[Opening The input section]
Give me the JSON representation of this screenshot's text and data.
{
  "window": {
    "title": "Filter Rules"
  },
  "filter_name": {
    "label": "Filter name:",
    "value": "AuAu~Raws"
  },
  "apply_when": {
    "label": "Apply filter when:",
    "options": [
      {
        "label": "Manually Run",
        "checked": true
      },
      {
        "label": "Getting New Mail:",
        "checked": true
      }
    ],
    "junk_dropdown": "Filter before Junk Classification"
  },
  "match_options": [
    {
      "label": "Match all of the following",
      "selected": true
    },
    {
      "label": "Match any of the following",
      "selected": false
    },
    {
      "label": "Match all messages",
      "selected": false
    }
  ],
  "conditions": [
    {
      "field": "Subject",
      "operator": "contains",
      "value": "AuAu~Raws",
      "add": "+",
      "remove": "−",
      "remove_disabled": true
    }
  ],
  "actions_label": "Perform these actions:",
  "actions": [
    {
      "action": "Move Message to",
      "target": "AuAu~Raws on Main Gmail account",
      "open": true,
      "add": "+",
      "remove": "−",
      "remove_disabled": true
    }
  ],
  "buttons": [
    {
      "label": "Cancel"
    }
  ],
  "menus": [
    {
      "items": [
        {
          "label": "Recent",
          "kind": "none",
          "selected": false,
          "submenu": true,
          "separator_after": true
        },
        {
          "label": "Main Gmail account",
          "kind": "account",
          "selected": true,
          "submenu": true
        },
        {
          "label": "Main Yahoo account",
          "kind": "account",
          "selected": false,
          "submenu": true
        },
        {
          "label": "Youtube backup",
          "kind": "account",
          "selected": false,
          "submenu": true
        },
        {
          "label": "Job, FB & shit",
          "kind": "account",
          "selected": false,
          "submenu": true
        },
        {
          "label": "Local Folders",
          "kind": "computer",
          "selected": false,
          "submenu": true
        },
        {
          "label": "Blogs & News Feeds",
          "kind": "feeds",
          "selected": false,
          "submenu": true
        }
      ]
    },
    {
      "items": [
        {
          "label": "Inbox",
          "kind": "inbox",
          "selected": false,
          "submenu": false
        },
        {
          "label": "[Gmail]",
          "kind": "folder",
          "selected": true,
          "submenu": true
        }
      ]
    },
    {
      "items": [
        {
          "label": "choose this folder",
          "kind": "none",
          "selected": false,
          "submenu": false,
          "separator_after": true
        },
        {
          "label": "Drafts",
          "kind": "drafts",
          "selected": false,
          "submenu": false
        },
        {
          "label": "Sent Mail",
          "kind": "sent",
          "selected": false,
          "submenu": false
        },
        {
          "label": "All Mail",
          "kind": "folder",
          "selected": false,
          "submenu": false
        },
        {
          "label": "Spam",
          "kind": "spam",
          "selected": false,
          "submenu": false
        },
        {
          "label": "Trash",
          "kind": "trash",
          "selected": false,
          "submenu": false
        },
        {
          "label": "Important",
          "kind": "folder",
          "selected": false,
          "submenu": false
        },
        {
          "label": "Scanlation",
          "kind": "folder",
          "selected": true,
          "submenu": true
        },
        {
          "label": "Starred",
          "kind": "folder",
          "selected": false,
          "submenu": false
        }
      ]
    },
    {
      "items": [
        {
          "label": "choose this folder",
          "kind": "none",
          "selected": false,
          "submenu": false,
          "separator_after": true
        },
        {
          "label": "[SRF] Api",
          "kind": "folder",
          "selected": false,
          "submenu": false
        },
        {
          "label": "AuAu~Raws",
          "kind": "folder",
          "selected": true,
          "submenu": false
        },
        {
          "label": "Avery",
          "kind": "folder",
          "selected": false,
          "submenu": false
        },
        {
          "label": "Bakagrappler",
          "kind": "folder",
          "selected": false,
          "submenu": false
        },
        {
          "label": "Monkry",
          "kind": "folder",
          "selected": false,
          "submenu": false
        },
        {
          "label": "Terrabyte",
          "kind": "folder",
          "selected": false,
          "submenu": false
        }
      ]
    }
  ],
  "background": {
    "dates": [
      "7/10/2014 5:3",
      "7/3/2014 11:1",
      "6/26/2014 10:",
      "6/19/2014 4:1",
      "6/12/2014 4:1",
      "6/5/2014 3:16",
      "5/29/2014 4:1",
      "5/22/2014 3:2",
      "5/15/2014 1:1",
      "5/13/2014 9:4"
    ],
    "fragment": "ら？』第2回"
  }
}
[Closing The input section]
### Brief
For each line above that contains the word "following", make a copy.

### Completed task
      "label": "Match all of the following",
      "label": "Match any of the following",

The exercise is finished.